## EXERCISE
What you return should be the lines of the data containing "chevron", each in full.

┄┄┄┄┄┄┄┄┄┄┄┄┄┄┄┄┄┄┄┄

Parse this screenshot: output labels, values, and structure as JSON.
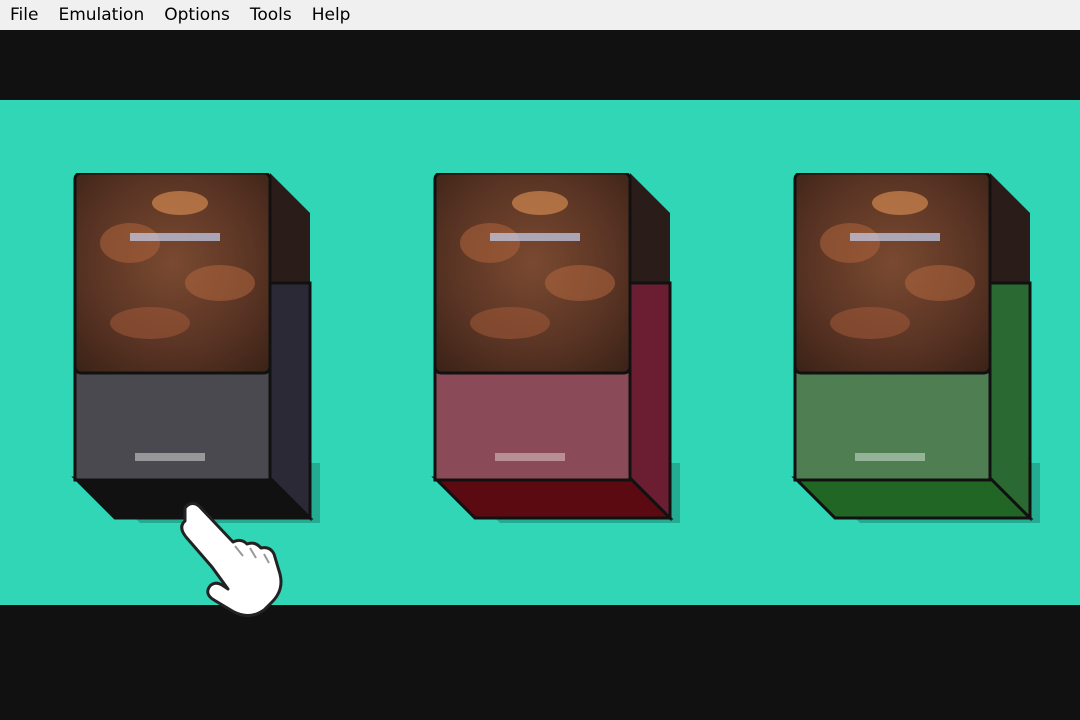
{
  "menubar": {
    "items": [
      "File",
      "Emulation",
      "Options",
      "Tools",
      "Help"
    ]
  },
  "game": {
    "stage_color": "#30d6b6",
    "decks": [
      {
        "id": "deck-1",
        "color_name": "black",
        "front": "#4a494f",
        "side": "#2a2935",
        "bottom": "#111111",
        "selected": true
      },
      {
        "id": "deck-2",
        "color_name": "red",
        "front": "#8a4a58",
        "side": "#6b1e32",
        "bottom": "#5a0a10",
        "selected": false
      },
      {
        "id": "deck-3",
        "color_name": "green",
        "front": "#4e7e52",
        "side": "#2a6a32",
        "bottom": "#226626",
        "selected": false
      }
    ],
    "cursor_icon": "pointing-hand-icon"
  }
}
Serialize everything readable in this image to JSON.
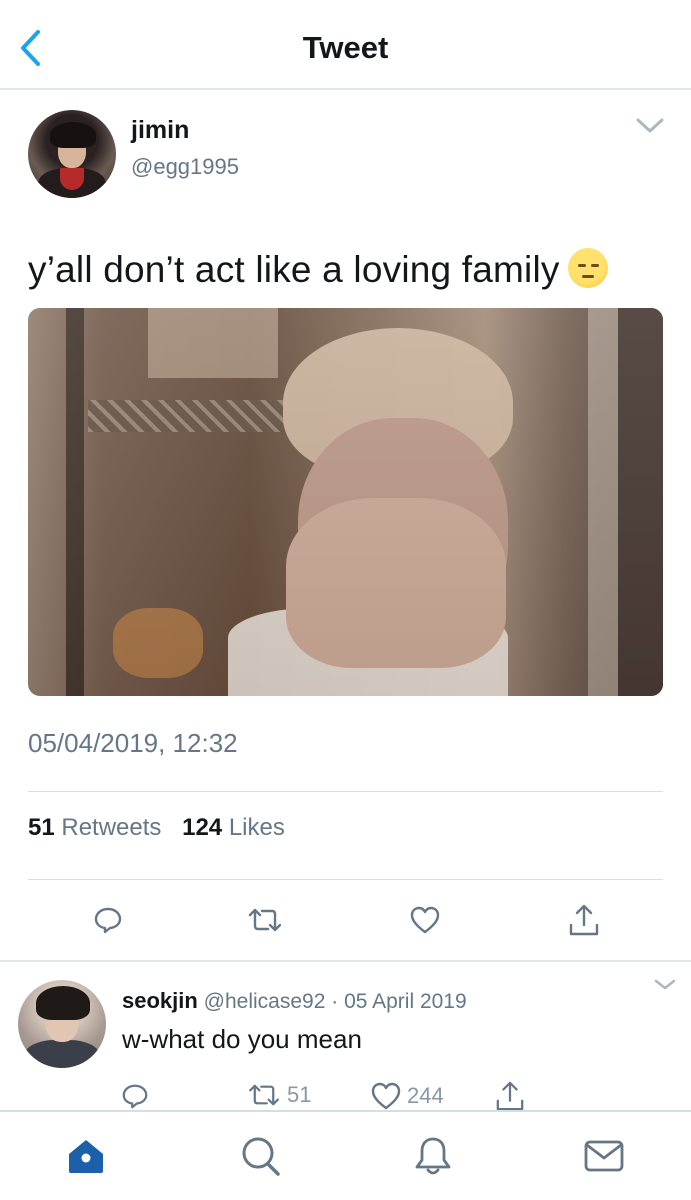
{
  "header": {
    "title": "Tweet"
  },
  "tweet": {
    "author": {
      "name": "jimin",
      "handle": "@egg1995"
    },
    "text": "y’all don’t act like a loving family",
    "timestamp": "05/04/2019, 12:32",
    "retweets": {
      "count": "51",
      "label": "Retweets"
    },
    "likes": {
      "count": "124",
      "label": "Likes"
    }
  },
  "reply": {
    "name": "seokjin",
    "handle": "@helicase92",
    "separator": " · ",
    "date": "05 April 2019",
    "text": "w-what do you mean",
    "retweet_count": "51",
    "like_count": "244"
  },
  "icons": {
    "back": "chevron-left-icon",
    "more": "chevron-down-icon",
    "reply": "comment-icon",
    "retweet": "retweet-icon",
    "like": "heart-icon",
    "share": "share-icon",
    "home": "home-icon",
    "search": "search-icon",
    "notifications": "bell-icon",
    "messages": "mail-icon"
  },
  "colors": {
    "accent": "#1da1f2",
    "active_tab": "#1c5fab",
    "icon_gray": "#657786",
    "text_secondary": "#657786"
  }
}
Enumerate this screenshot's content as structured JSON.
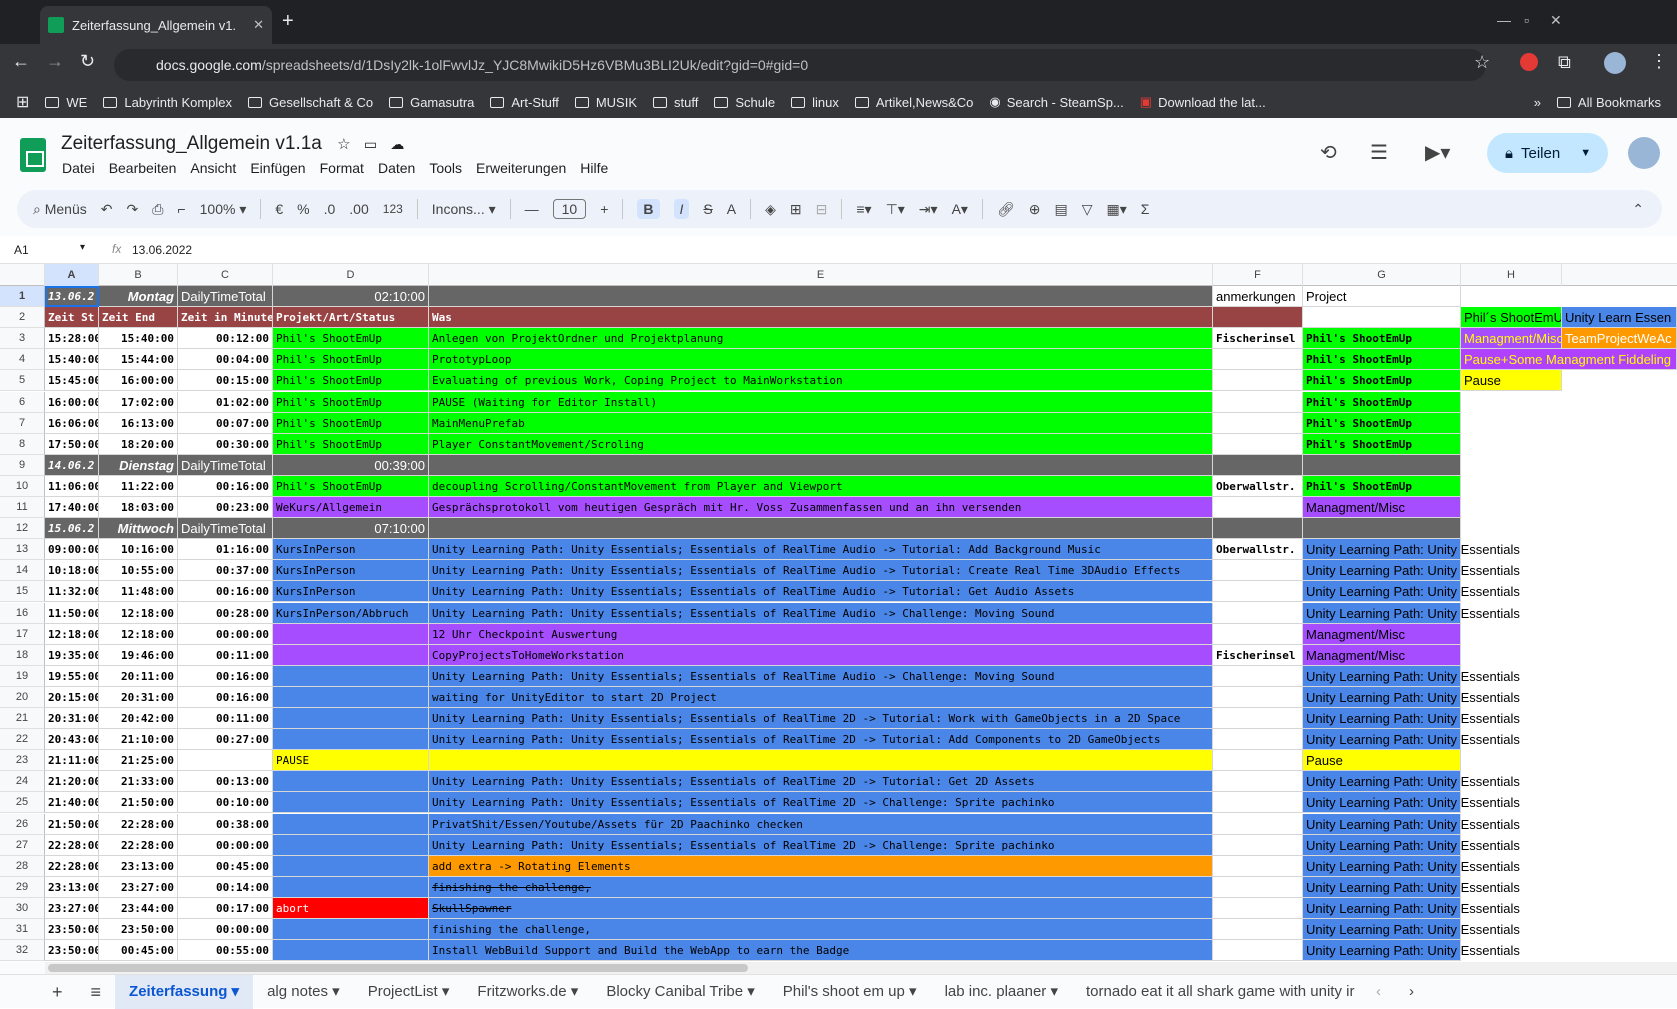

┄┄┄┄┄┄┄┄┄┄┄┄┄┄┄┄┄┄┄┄

## WRITTEN SOLUTION
    "back": "chevron-left-icon",
    "more": "chevron-down-icon",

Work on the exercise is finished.